Matthias Kadar’s “Diary of a composer” – video 2 – the railroad of inspiration
Welcome to the 2nd episode of Matthias’s composition making diary. Today he’s on the train, thinking, writing and building the main themes of his Cello Concerto. Matthias is a very successful composer, singer, and songwriter, (author for Cicerone of a beautiful composition interactive course), and now he has a new challenge, with his Cello concerto composition. The train, for Matthias, is an inspiring environment, as the train moves Matthias thoughts also move to quite a challenging idea: to start the concert with the Cello solo. Will he be able to have the outbursting opening he wants? See the video below. Then we also go on with the “History of Cello” taken from research by Vincent Liu published in the “journal of music and dance” in 2011. Enjoy that!
Composition Making – Basic cello facts
The cello is a stringed instrument between the viola and bass in pitch (with some overlap) and is used as a solo instrument ensemble member and part of the strings section of an orchestra. Cellists generally read from the bass clef but may use tenor clef or treble clef as well. The cello’s original full name was “violoncello” (in Italian), a term rarely used now. A cello’s parts include the scroll, pegs, neck, fingerboard, f-holes, fine tuners, tailpiece, endpin, strings, and bow. The lowest note the cello is capable of producing when tuned correctly is the open C, which is two octaves lower than middle C; the cello’s sound range reaches up to five octaves higher than this low C (Stowell, 1999).
- Vibrato, in which the players move his left hand back and forth while fingering a single note to create an oscillation in the pitch.
- Harmonics, softer notes produced by placing a finger lightly above the string in specific locations;
- glissando, sliding a finger up or down the string without releasing to produce a smooth rise or fall in pitch;
- spiccato, bouncing the bow on the string; and pizzicato, plucking the string with a finger (Janof, 1996)
Composition Making – Anatomy of the cello
The cello comprises of over 70 unique parts. The cello’s front belly is made of two pieces of pinewood or spruce attached; the back, similarly, contains two
pieces of maple or popular.

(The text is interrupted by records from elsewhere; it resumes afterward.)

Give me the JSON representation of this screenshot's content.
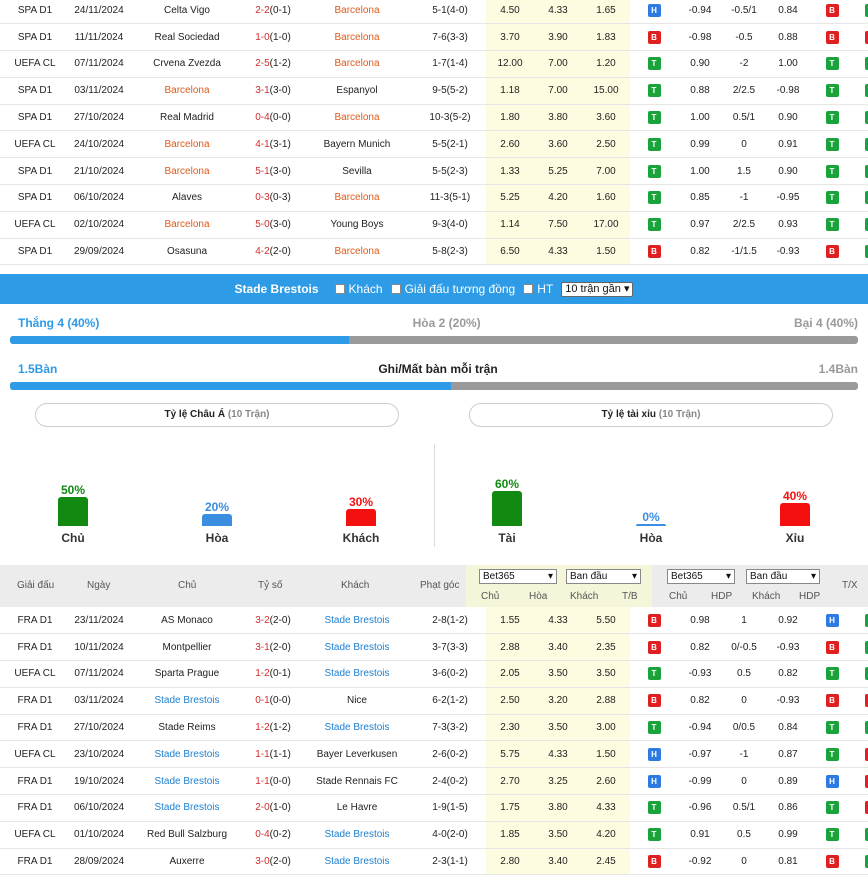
{
  "top_matches": [
    {
      "league": "SPA D1",
      "date": "24/11/2024",
      "home": "Celta Vigo",
      "home_hl": false,
      "score": "2-2",
      "score_ht": "(0-1)",
      "away": "Barcelona",
      "away_hl": true,
      "ht": "5-1(4-0)",
      "o1": "4.50",
      "o2": "4.33",
      "o3": "1.65",
      "tb": "H",
      "a1": "-0.94",
      "a2": "-0.5/1",
      "a3": "0.84",
      "a4": "B",
      "x": "T"
    },
    {
      "league": "SPA D1",
      "date": "11/11/2024",
      "home": "Real Sociedad",
      "home_hl": false,
      "score": "1-0",
      "score_ht": "(1-0)",
      "away": "Barcelona",
      "away_hl": true,
      "ht": "7-6(3-3)",
      "o1": "3.70",
      "o2": "3.90",
      "o3": "1.83",
      "tb": "B",
      "a1": "-0.98",
      "a2": "-0.5",
      "a3": "0.88",
      "a4": "B",
      "x": "X"
    },
    {
      "league": "UEFA CL",
      "date": "07/11/2024",
      "home": "Crvena Zvezda",
      "home_hl": false,
      "score": "2-5",
      "score_ht": "(1-2)",
      "away": "Barcelona",
      "away_hl": true,
      "ht": "1-7(1-4)",
      "o1": "12.00",
      "o2": "7.00",
      "o3": "1.20",
      "tb": "T",
      "a1": "0.90",
      "a2": "-2",
      "a3": "1.00",
      "a4": "T",
      "x": "T"
    },
    {
      "league": "SPA D1",
      "date": "03/11/2024",
      "home": "Barcelona",
      "home_hl": true,
      "score": "3-1",
      "score_ht": "(3-0)",
      "away": "Espanyol",
      "away_hl": false,
      "ht": "9-5(5-2)",
      "o1": "1.18",
      "o2": "7.00",
      "o3": "15.00",
      "tb": "T",
      "a1": "0.88",
      "a2": "2/2.5",
      "a3": "-0.98",
      "a4": "T",
      "x": "T"
    },
    {
      "league": "SPA D1",
      "date": "27/10/2024",
      "home": "Real Madrid",
      "home_hl": false,
      "score": "0-4",
      "score_ht": "(0-0)",
      "away": "Barcelona",
      "away_hl": true,
      "ht": "10-3(5-2)",
      "o1": "1.80",
      "o2": "3.80",
      "o3": "3.60",
      "tb": "T",
      "a1": "1.00",
      "a2": "0.5/1",
      "a3": "0.90",
      "a4": "T",
      "x": "T"
    },
    {
      "league": "UEFA CL",
      "date": "24/10/2024",
      "home": "Barcelona",
      "home_hl": true,
      "score": "4-1",
      "score_ht": "(3-1)",
      "away": "Bayern Munich",
      "away_hl": false,
      "ht": "5-5(2-1)",
      "o1": "2.60",
      "o2": "3.60",
      "o3": "2.50",
      "tb": "T",
      "a1": "0.99",
      "a2": "0",
      "a3": "0.91",
      "a4": "T",
      "x": "T"
    },
    {
      "league": "SPA D1",
      "date": "21/10/2024",
      "home": "Barcelona",
      "home_hl": true,
      "score": "5-1",
      "score_ht": "(3-0)",
      "away": "Sevilla",
      "away_hl": false,
      "ht": "5-5(2-3)",
      "o1": "1.33",
      "o2": "5.25",
      "o3": "7.00",
      "tb": "T",
      "a1": "1.00",
      "a2": "1.5",
      "a3": "0.90",
      "a4": "T",
      "x": "T"
    },
    {
      "league": "SPA D1",
      "date": "06/10/2024",
      "home": "Alaves",
      "home_hl": false,
      "score": "0-3",
      "score_ht": "(0-3)",
      "away": "Barcelona",
      "away_hl": true,
      "ht": "11-3(5-1)",
      "o1": "5.25",
      "o2": "4.20",
      "o3": "1.60",
      "tb": "T",
      "a1": "0.85",
      "a2": "-1",
      "a3": "-0.95",
      "a4": "T",
      "x": "T"
    },
    {
      "league": "UEFA CL",
      "date": "02/10/2024",
      "home": "Barcelona",
      "home_hl": true,
      "score": "5-0",
      "score_ht": "(3-0)",
      "away": "Young Boys",
      "away_hl": false,
      "ht": "9-3(4-0)",
      "o1": "1.14",
      "o2": "7.50",
      "o3": "17.00",
      "tb": "T",
      "a1": "0.97",
      "a2": "2/2.5",
      "a3": "0.93",
      "a4": "T",
      "x": "T"
    },
    {
      "league": "SPA D1",
      "date": "29/09/2024",
      "home": "Osasuna",
      "home_hl": false,
      "score": "4-2",
      "score_ht": "(2-0)",
      "away": "Barcelona",
      "away_hl": true,
      "ht": "5-8(2-3)",
      "o1": "6.50",
      "o2": "4.33",
      "o3": "1.50",
      "tb": "B",
      "a1": "0.82",
      "a2": "-1/1.5",
      "a3": "-0.93",
      "a4": "B",
      "x": "T"
    }
  ],
  "filter": {
    "team": "Stade Brestois",
    "opt_away": "Khách",
    "opt_same_league": "Giải đấu tương đồng",
    "opt_ht": "HT",
    "recent_select": "10 trận gần"
  },
  "results": {
    "win_label": "Thắng 4 (40%)",
    "draw_label": "Hòa 2 (20%)",
    "loss_label": "Bại 4 (40%)",
    "win_fraction": 0.4
  },
  "goals": {
    "for_label": "1.5Bàn",
    "title": "Ghi/Mất bàn mỗi trận",
    "against_label": "1.4Bàn",
    "for_fraction": 0.52
  },
  "asian": {
    "title": "Tỷ lệ Châu Á",
    "subtitle": "(10 Trận)",
    "cols": [
      {
        "pct": "50%",
        "value": 0.5,
        "name": "Chủ",
        "color": "#128a12"
      },
      {
        "pct": "20%",
        "value": 0.2,
        "name": "Hòa",
        "color": "#3a8ee0"
      },
      {
        "pct": "30%",
        "value": 0.3,
        "name": "Khách",
        "color": "#f51010"
      }
    ]
  },
  "overunder": {
    "title": "Tỷ lệ tài xỉu",
    "subtitle": "(10 Trận)",
    "cols": [
      {
        "pct": "60%",
        "value": 0.6,
        "name": "Tài",
        "color": "#128a12"
      },
      {
        "pct": "0%",
        "value": 0.0,
        "name": "Hòa",
        "color": "#3a8ee0"
      },
      {
        "pct": "40%",
        "value": 0.4,
        "name": "Xỉu",
        "color": "#f51010"
      }
    ]
  },
  "table_header": {
    "league": "Giải đấu",
    "date": "Ngày",
    "home": "Chủ",
    "score": "Tỷ số",
    "away": "Khách",
    "corner": "Phạt góc",
    "bookie1": "Bet365",
    "period1": "Ban đầu",
    "bookie2": "Bet365",
    "period2": "Ban đầu",
    "h_chu": "Chủ",
    "h_hoa": "Hòa",
    "h_khach": "Khách",
    "h_tb": "T/B",
    "h_chu2": "Chủ",
    "h_hdp": "HDP",
    "h_khach2": "Khách",
    "h_hdp2": "HDP",
    "h_tx": "T/X"
  },
  "bottom_matches": [
    {
      "league": "FRA D1",
      "date": "23/11/2024",
      "home": "AS Monaco",
      "home_hl": false,
      "score": "3-2",
      "score_ht": "(2-0)",
      "away": "Stade Brestois",
      "away_hl": true,
      "ht": "2-8(1-2)",
      "o1": "1.55",
      "o2": "4.33",
      "o3": "5.50",
      "tb": "B",
      "a1": "0.98",
      "a2": "1",
      "a3": "0.92",
      "a4": "H",
      "x": "T"
    },
    {
      "league": "FRA D1",
      "date": "10/11/2024",
      "home": "Montpellier",
      "home_hl": false,
      "score": "3-1",
      "score_ht": "(2-0)",
      "away": "Stade Brestois",
      "away_hl": true,
      "ht": "3-7(3-3)",
      "o1": "2.88",
      "o2": "3.40",
      "o3": "2.35",
      "tb": "B",
      "a1": "0.82",
      "a2": "0/-0.5",
      "a3": "-0.93",
      "a4": "B",
      "x": "T"
    },
    {
      "league": "UEFA CL",
      "date": "07/11/2024",
      "home": "Sparta Prague",
      "home_hl": false,
      "score": "1-2",
      "score_ht": "(0-1)",
      "away": "Stade Brestois",
      "away_hl": true,
      "ht": "3-6(0-2)",
      "o1": "2.05",
      "o2": "3.50",
      "o3": "3.50",
      "tb": "T",
      "a1": "-0.93",
      "a2": "0.5",
      "a3": "0.82",
      "a4": "T",
      "x": "T"
    },
    {
      "league": "FRA D1",
      "date": "03/11/2024",
      "home": "Stade Brestois",
      "home_hl": true,
      "score": "0-1",
      "score_ht": "(0-0)",
      "away": "Nice",
      "away_hl": false,
      "ht": "6-2(1-2)",
      "o1": "2.50",
      "o2": "3.20",
      "o3": "2.88",
      "tb": "B",
      "a1": "0.82",
      "a2": "0",
      "a3": "-0.93",
      "a4": "B",
      "x": "X"
    },
    {
      "league": "FRA D1",
      "date": "27/10/2024",
      "home": "Stade Reims",
      "home_hl": false,
      "score": "1-2",
      "score_ht": "(1-2)",
      "away": "Stade Brestois",
      "away_hl": true,
      "ht": "7-3(3-2)",
      "o1": "2.30",
      "o2": "3.50",
      "o3": "3.00",
      "tb": "T",
      "a1": "-0.94",
      "a2": "0/0.5",
      "a3": "0.84",
      "a4": "T",
      "x": "T"
    },
    {
      "league": "UEFA CL",
      "date": "23/10/2024",
      "home": "Stade Brestois",
      "home_hl": true,
      "score": "1-1",
      "score_ht": "(1-1)",
      "away": "Bayer Leverkusen",
      "away_hl": false,
      "ht": "2-6(0-2)",
      "o1": "5.75",
      "o2": "4.33",
      "o3": "1.50",
      "tb": "H",
      "a1": "-0.97",
      "a2": "-1",
      "a3": "0.87",
      "a4": "T",
      "x": "X"
    },
    {
      "league": "FRA D1",
      "date": "19/10/2024",
      "home": "Stade Brestois",
      "home_hl": true,
      "score": "1-1",
      "score_ht": "(0-0)",
      "away": "Stade Rennais FC",
      "away_hl": false,
      "ht": "2-4(0-2)",
      "o1": "2.70",
      "o2": "3.25",
      "o3": "2.60",
      "tb": "H",
      "a1": "-0.99",
      "a2": "0",
      "a3": "0.89",
      "a4": "H",
      "x": "X"
    },
    {
      "league": "FRA D1",
      "date": "06/10/2024",
      "home": "Stade Brestois",
      "home_hl": true,
      "score": "2-0",
      "score_ht": "(1-0)",
      "away": "Le Havre",
      "away_hl": false,
      "ht": "1-9(1-5)",
      "o1": "1.75",
      "o2": "3.80",
      "o3": "4.33",
      "tb": "T",
      "a1": "-0.96",
      "a2": "0.5/1",
      "a3": "0.86",
      "a4": "T",
      "x": "X"
    },
    {
      "league": "UEFA CL",
      "date": "01/10/2024",
      "home": "Red Bull Salzburg",
      "home_hl": false,
      "score": "0-4",
      "score_ht": "(0-2)",
      "away": "Stade Brestois",
      "away_hl": true,
      "ht": "4-0(2-0)",
      "o1": "1.85",
      "o2": "3.50",
      "o3": "4.20",
      "tb": "T",
      "a1": "0.91",
      "a2": "0.5",
      "a3": "0.99",
      "a4": "T",
      "x": "T"
    },
    {
      "league": "FRA D1",
      "date": "28/09/2024",
      "home": "Auxerre",
      "home_hl": false,
      "score": "3-0",
      "score_ht": "(2-0)",
      "away": "Stade Brestois",
      "away_hl": true,
      "ht": "2-3(1-1)",
      "o1": "2.80",
      "o2": "3.40",
      "o3": "2.45",
      "tb": "B",
      "a1": "-0.92",
      "a2": "0",
      "a3": "0.81",
      "a4": "B",
      "x": "T"
    }
  ]
}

A fine, unique line called purfling “runs parallel to the two edges of the top and back” of the cello, serving dual aesthetic purposes: not only is it visually appealing, but it also improves tone quality and helps keep the cello’s edges from cracking (Prieto, 2006). The rib or bout, which is wedged on the sides between the cello’s front and back consists of three segments—from the neck to the waist, from the upper waist to the lower waist (this section is shaped like a C), and from the lower waist to the end bottom of the tailpiece (Stowell, 1999). At the top of the cello’s head are the scroll and pegbox, which contains four ebony pegs used during tuning to increase or decrease the tensions of respective strings.
The neck connects the cello’s head to its body and is usually made of maple. The four strings (A, D, G, and C) run down the ebony fingerboard. When a cellist plucks or bows a string, sound waves are emitted through the two f-holes (named after their “f” shapes) on either side of the bridge. The bridge is made of maple, is held in place by the pressure of the strings, and transmits the vibration of the strings to the soundboard to produce music. The tailpiece is connected to the bottom of the strings and was formerly made of ebony, boxwood, or rosewood, but is now typically plastic. It contains the cello’s fine tuners, used to only slightly adjust the tuning of the four strings, as opposed to the pegs, which are usually used for bigger adjustments. Strings today are typically steel or a synthetic metal while being made of catgut in the past (Hillard, 2002). The endpin allows a cellist to “conveniently set the cello on the floor.”